The grant will help combat speeding and aggressive drivers.

CLAYTON COUNTY, Ga. — Clayton County Police Department is one of 21 law enforcement agencies in Georgia to receive a grant to help combat dangerous driving.

The Governor's Office of Highway Safety announced Clayton County Police Department will receive a $300,000 Highway Enforcement of Aggressive Traffic (H.E.A.T) grant for the 2022 fiscal year. 

The H.E.A.T program works to prevent injuries and fatalities caused by speeding and impaired driving. The program also educates the public about traffic safety and the dangers of DUI's. The Clayton County Police Department said it will use the grant to develop and implement strategies to reduce crashes due to aggressive and dangerous driving.

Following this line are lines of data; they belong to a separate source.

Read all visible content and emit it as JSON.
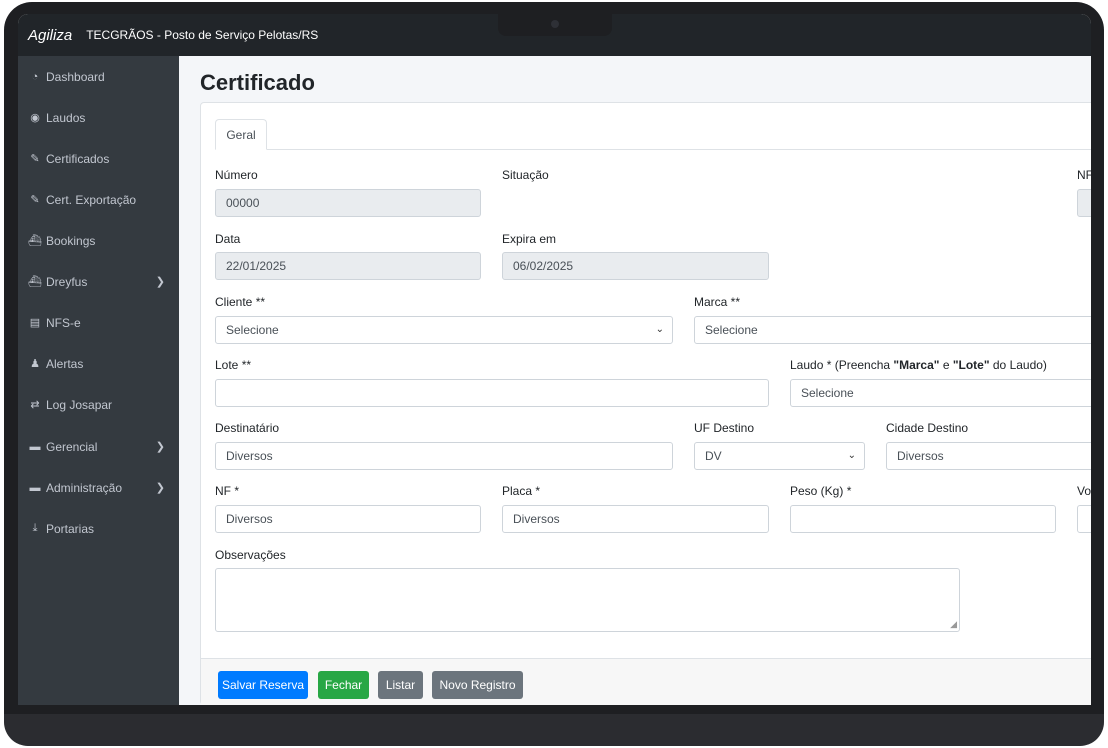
{
  "app": {
    "brand": "Agiliza",
    "company": "TECGRÃOS - Posto de Serviço Pelotas/RS"
  },
  "sidebar": {
    "items": [
      {
        "label": "Dashboard",
        "icon": "tachometer-icon",
        "glyph": "◔",
        "has_submenu": false
      },
      {
        "label": "Laudos",
        "icon": "eye-icon",
        "glyph": "◉",
        "has_submenu": false
      },
      {
        "label": "Certificados",
        "icon": "edit-icon",
        "glyph": "✎",
        "has_submenu": false
      },
      {
        "label": "Cert. Exportação",
        "icon": "edit-icon",
        "glyph": "✎",
        "has_submenu": false
      },
      {
        "label": "Bookings",
        "icon": "ship-icon",
        "glyph": "⛴",
        "has_submenu": false
      },
      {
        "label": "Dreyfus",
        "icon": "ship-icon",
        "glyph": "⛴",
        "has_submenu": true
      },
      {
        "label": "NFS-e",
        "icon": "document-icon",
        "glyph": "▤",
        "has_submenu": false
      },
      {
        "label": "Alertas",
        "icon": "bell-icon",
        "glyph": "♟",
        "has_submenu": false
      },
      {
        "label": "Log Josapar",
        "icon": "exchange-icon",
        "glyph": "⇄",
        "has_submenu": false
      },
      {
        "label": "Gerencial",
        "icon": "folder-icon",
        "glyph": "▬",
        "has_submenu": true
      },
      {
        "label": "Administração",
        "icon": "folder-icon",
        "glyph": "▬",
        "has_submenu": true
      },
      {
        "label": "Portarias",
        "icon": "download-icon",
        "glyph": "⤓",
        "has_submenu": false
      }
    ]
  },
  "page": {
    "title": "Certificado",
    "tab_geral": "Geral"
  },
  "form": {
    "numero_label": "Número",
    "numero_value": "00000",
    "situacao_label": "Situação",
    "nf_partial_label": "NF",
    "data_label": "Data",
    "data_value": "22/01/2025",
    "expira_label": "Expira em",
    "expira_value": "06/02/2025",
    "cliente_label": "Cliente **",
    "cliente_value": "Selecione",
    "marca_label": "Marca **",
    "marca_value": "Selecione",
    "lote_label": "Lote **",
    "lote_value": "",
    "laudo_label_prefix": "Laudo * (Preencha ",
    "laudo_label_marca": "\"Marca\"",
    "laudo_label_e": " e ",
    "laudo_label_lote": "\"Lote\"",
    "laudo_label_suffix": " do Laudo)",
    "laudo_value": "Selecione",
    "destinatario_label": "Destinatário",
    "destinatario_value": "Diversos",
    "uf_label": "UF Destino",
    "uf_value": "DV",
    "cidade_label": "Cidade Destino",
    "cidade_value": "Diversos",
    "nf_label": "NF *",
    "nf_value": "Diversos",
    "placa_label": "Placa *",
    "placa_value": "Diversos",
    "peso_label": "Peso (Kg) *",
    "peso_value": "",
    "vol_partial_label": "Vol",
    "observacoes_label": "Observações"
  },
  "buttons": {
    "salvar": "Salvar Reserva",
    "fechar": "Fechar",
    "listar": "Listar",
    "novo": "Novo Registro"
  },
  "colors": {
    "primary": "#007bff",
    "success": "#28a745",
    "secondary": "#6c757d",
    "sidebar": "#343a40",
    "navbar": "#212529"
  }
}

"With the increase in the number of persons killed in traffic crashes in Georgia and across the nation over the last year, the Governor’s Office of Highway Safety is working with partners like the Clayton County Police Department to implement programs designed to stop the risky driving behaviors that are contributing to a majority of our serious-injury and fatality crashes," Allen Poole, Director of the Governor’s Office of Highway Safety said. "Many of the fatal traffic crashes on our roads are preventable, and we will continue to work with our educational and enforcement partners to develop programs and initiatives that are designed to get Georgia to our goal of zero traffic deaths."

Clayton County Police Department Police Chief said the grant will help provide support for officers in order to achieve strategic goals including higher patrol visibility and promoting safe behaviors for drivers on the roadways.

As part of Georgia law enforcement's partnership with the Drive Sober or Get Pulled Over DUI campaign, the Clayton County Police Department said it will conduct waves of high visibility patrols, multi-jurisdictional road checks, and sobriety checkpoints. 

For more information about the H.E.A.T program, click here or call 404-656-6996.